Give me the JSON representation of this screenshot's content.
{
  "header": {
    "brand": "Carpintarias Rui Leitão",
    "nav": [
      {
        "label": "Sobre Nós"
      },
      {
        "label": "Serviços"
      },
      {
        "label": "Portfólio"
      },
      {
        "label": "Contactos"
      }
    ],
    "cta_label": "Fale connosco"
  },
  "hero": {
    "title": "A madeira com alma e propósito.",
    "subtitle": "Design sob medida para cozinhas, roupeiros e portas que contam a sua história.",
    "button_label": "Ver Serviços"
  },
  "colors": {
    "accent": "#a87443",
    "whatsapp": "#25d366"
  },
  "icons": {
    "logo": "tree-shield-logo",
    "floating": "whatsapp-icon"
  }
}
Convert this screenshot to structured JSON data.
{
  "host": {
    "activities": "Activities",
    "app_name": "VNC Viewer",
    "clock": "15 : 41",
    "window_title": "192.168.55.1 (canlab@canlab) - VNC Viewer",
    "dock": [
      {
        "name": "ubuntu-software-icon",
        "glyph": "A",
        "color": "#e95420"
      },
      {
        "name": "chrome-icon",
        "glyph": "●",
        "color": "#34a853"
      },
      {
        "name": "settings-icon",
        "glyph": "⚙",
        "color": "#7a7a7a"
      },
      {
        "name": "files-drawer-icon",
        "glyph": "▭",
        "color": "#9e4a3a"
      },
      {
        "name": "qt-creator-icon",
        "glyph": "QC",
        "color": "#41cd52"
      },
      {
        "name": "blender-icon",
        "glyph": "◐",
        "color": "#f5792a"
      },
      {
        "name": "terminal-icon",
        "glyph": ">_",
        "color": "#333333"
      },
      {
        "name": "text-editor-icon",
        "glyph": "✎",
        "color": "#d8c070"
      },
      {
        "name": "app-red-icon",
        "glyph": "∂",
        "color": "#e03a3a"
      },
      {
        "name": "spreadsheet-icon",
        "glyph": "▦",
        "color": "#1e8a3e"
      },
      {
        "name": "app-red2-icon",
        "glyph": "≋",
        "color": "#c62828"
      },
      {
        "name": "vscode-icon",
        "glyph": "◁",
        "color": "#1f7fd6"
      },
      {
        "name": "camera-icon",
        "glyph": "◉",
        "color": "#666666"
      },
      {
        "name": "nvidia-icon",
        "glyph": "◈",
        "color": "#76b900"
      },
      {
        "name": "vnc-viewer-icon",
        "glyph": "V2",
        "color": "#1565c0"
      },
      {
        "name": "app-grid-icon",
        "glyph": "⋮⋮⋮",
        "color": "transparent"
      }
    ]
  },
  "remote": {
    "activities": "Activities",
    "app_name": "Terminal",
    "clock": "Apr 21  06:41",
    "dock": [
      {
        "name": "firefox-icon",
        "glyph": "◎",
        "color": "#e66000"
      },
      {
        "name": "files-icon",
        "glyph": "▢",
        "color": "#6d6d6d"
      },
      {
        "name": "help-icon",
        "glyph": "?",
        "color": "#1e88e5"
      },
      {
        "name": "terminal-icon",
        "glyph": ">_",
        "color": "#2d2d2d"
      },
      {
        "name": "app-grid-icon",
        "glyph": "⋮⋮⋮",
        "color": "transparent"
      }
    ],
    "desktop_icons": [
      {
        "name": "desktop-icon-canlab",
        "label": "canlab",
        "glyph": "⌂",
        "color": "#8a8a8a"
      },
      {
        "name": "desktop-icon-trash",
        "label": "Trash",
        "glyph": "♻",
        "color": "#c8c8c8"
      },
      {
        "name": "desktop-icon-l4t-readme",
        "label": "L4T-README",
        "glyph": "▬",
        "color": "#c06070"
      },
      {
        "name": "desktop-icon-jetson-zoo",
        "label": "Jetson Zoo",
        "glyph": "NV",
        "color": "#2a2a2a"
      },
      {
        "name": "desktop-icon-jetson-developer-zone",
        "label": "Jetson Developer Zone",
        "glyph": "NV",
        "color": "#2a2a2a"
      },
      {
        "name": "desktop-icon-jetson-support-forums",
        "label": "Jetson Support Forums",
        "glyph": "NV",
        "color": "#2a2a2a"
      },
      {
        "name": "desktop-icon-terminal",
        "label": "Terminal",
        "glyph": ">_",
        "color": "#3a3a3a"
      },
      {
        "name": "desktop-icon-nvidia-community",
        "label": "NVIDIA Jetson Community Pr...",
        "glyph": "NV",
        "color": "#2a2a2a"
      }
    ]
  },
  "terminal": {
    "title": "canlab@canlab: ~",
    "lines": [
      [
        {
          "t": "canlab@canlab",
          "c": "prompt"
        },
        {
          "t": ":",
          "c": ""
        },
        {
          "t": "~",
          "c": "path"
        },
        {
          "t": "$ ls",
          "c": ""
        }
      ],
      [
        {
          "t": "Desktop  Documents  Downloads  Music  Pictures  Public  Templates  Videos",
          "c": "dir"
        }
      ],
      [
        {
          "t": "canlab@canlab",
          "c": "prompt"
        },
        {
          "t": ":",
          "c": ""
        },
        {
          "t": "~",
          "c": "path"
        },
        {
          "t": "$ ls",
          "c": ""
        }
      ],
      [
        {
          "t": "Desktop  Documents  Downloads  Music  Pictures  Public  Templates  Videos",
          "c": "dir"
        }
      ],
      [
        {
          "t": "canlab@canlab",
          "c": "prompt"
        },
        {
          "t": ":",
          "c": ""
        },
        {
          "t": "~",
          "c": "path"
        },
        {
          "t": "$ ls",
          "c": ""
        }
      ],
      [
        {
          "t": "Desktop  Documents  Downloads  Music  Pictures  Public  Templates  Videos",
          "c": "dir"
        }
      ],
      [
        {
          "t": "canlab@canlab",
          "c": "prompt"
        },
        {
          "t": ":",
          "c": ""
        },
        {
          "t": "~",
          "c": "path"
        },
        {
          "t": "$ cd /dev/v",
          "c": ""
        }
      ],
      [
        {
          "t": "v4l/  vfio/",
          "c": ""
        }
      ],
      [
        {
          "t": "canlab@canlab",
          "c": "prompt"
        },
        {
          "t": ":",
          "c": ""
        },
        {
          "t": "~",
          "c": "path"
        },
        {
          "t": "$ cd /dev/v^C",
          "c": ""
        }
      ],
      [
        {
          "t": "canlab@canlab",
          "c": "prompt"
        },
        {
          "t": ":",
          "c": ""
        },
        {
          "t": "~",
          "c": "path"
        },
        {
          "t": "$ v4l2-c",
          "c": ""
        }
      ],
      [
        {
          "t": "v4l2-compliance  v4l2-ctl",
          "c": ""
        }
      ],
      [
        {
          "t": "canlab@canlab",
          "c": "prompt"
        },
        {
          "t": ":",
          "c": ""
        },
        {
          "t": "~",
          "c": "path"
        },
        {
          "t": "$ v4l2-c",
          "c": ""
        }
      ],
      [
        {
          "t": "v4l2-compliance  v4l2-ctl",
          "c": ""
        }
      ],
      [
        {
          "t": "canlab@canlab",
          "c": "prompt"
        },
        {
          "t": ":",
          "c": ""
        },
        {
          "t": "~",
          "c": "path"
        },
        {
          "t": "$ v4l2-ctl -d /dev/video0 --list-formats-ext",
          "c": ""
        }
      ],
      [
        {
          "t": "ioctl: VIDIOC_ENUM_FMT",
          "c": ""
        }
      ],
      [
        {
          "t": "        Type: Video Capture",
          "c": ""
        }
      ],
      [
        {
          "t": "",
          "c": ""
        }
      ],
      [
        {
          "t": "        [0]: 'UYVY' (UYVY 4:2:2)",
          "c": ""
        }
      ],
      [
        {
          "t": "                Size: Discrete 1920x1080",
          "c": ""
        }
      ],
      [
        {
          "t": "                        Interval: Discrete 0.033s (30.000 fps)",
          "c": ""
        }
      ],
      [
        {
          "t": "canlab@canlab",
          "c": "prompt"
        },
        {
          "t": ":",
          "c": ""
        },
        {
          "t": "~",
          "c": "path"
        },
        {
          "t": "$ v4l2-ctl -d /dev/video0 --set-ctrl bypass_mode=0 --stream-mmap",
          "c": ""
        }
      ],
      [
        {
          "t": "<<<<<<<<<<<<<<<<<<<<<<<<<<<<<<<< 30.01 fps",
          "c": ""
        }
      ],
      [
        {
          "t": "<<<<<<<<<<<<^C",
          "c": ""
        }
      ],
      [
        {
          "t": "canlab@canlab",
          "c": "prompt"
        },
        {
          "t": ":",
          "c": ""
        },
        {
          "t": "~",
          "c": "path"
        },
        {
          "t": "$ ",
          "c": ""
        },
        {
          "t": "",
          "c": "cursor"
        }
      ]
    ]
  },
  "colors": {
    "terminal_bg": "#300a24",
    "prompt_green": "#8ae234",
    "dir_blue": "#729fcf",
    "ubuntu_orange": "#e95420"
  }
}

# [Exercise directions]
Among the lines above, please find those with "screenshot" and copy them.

# [Task response]
Give me the JSON representation of this screenshot's content.
Convert this screenshot to structured JSON data.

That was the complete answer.